Garland conceded this stubborn double standard when he argued in his statement announcing Smith’s appointment that “in certain extraordinary cases, it is in the public interest to appoint a special prosecutor to independently manage an investigation and prosecution”.
Incredibly, Garland said, in effect, that, as President Joe Biden’s attorney general, he could not be considered an “independent” arbiter of the rule of law – rendering himself and all the pretty talk about “equal justice” not only irrelevant but fraudulent.
If Garland’s intent was to blunt criticism that the probes into the “former guy’s” actions are politically motivated, he has either been in a comfortable coma since, say, 2016, or he is delusional.
If he believes that by setting up a “special counsel”, Trump and his legion of supporters inside and outside of Congress will refrain from howling about the sinister excesses of an insidious “deep state”, this suggests that Garland’s judgement is so cockeyed that perhaps then-Republican Senate Majority Leader Mitch McConnell did the country a favour by thwarting his nomination to the Supreme Court in 2016.
Meanwhile, when Smith leaves The Hague for Washington, he better have his body armour packed. Trump, his congressional allies and rageaholic Fox News personalities will now train their talons on the special counsel in a sustained, coordinated effort to discredit him and his work.
We and he should pay no mind and let them wail away in their agreeable, alternative-reality echo chamber.
Garland ended his sorry, meandering statement by assuring Americans that “given the work to date and Mr Smith’s prosecutorial experience, I am confident that this appointment will not slow the completion of these investigations.”
I have seen able-bodied pedestrians trying to navigate ice-caked sidewalks move faster than Garland and his ever-hesitant Justice Department.
Reportedly, the president has privately expressed his frustration with Garland’s plodding pursuit of Trump, whose abetting of a deadly insurrection on January 6, 2021, constitutes, Biden insists, “a dagger at the throat of Americans and American democracy”.
In April, The New York Times revealed that Biden “wanted Garland to act less like a ponderous judge and more like a prosecutor who is willing to take decisive action”.
Now, by recusing himself, the attorney general has, in a tangible way, rewarded Trump and his self-serving gambit to announce his candidacy for president early by providing him with what all grifters covet and require: time.
Trump will use the extra months Garland has afforded him to promote the absurd, but politically persuasive, notion that he is the victim of vindictive elected and unelected forces who remain, as always, determined to prevent him from “making America great again”, part two.
Smith’s investigation is likely to continue well into the new year and bleed into a presidential contest that will be gathering momentum – with or without a Biden at the head of the Democratic ticket.

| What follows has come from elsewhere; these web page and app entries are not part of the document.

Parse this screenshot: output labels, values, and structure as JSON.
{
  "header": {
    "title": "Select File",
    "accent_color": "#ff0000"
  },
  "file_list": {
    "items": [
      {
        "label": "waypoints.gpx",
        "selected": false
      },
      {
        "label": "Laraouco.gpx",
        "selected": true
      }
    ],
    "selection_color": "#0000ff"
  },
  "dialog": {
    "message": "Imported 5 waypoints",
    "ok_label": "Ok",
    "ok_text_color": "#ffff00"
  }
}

Still, Smith is being described in media reports as a dogged, experienced prosecutor who wins convictions. That should, I suppose, be reassuring to those of us eager to see Trump in the dock. While the Teflon appears, at last, to be flaking away from Teflon Don, he has shown a remarkable ability to skirt the comeuppance he has deserved many times over.
Despite my nagging cautiousness and ingrained pessimism, I am convinced that the needle has shifted and Trump will be indicted – with Garland’s perfunctory approval.

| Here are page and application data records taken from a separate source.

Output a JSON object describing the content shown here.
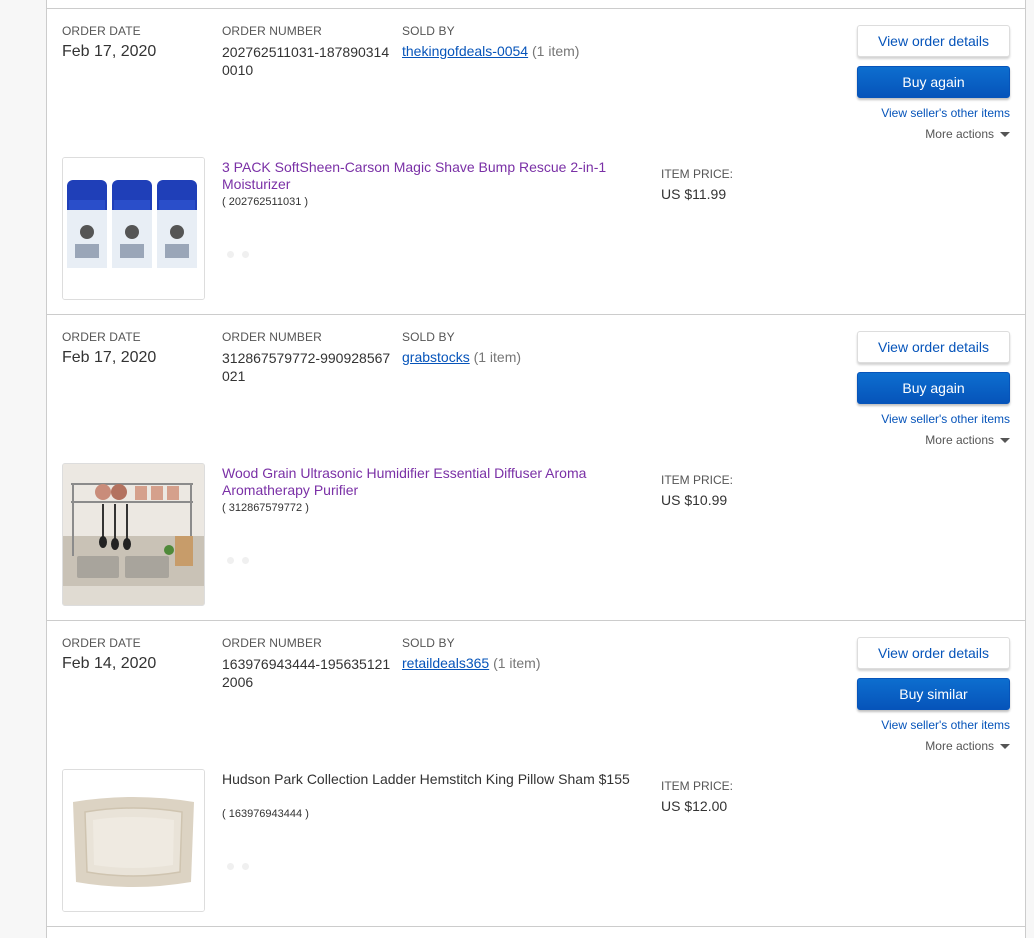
{
  "labels": {
    "order_date": "ORDER DATE",
    "order_number": "ORDER NUMBER",
    "sold_by": "SOLD BY",
    "item_price": "ITEM PRICE:",
    "view_order_details": "View order details",
    "view_seller_items": "View seller's other items",
    "more_actions": "More actions"
  },
  "orders": [
    {
      "date": "Feb 17, 2020",
      "number": "202762511031-1878903140010",
      "seller": "thekingofdeals-0054",
      "item_count": "(1 item)",
      "primary_action": "Buy again",
      "item_title": "3 PACK SoftSheen-Carson Magic Shave Bump Rescue 2-in-1 Moisturizer",
      "item_id": "( 202762511031 )",
      "price": "US $11.99",
      "thumbnail": "shave-moisturizer-3pack-image"
    },
    {
      "date": "Feb 17, 2020",
      "number": "312867579772-990928567021",
      "seller": "grabstocks",
      "item_count": "(1 item)",
      "primary_action": "Buy again",
      "item_title": "Wood Grain Ultrasonic Humidifier Essential Diffuser Aroma Aromatherapy Purifier",
      "item_id": "( 312867579772 )",
      "price": "US $10.99",
      "thumbnail": "kitchen-dish-rack-image"
    },
    {
      "date": "Feb 14, 2020",
      "number": "163976943444-1956351212006",
      "seller": "retaildeals365",
      "item_count": "(1 item)",
      "primary_action": "Buy similar",
      "item_title": "Hudson Park Collection Ladder Hemstitch King Pillow Sham $155",
      "item_id": "( 163976943444 )",
      "price": "US $12.00",
      "thumbnail": "pillow-sham-image"
    }
  ],
  "colors": {
    "link": "#0654ba",
    "visited": "#7a30a6",
    "primary_button": "#0654ba",
    "border": "#cccccc"
  }
}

But, if and when that glorious day arrives, it will be in spite of the attorney general’s infuriating dithering and indecision. He should not be rewarded with praise or celebrated for having done what he calls “the right thing”. Garland has not earned it.
Biden is right. Trump is unfit to become commander-in-chief again and he represents a danger to the already tattered fabric of America’s tenuous democracy.
It is time for President Trump to be reduced to prisoner Trump. It’s now or never, America.
The views expressed in this article are the author’s own and do not necessarily reflect Al Jazeera’s editorial stance.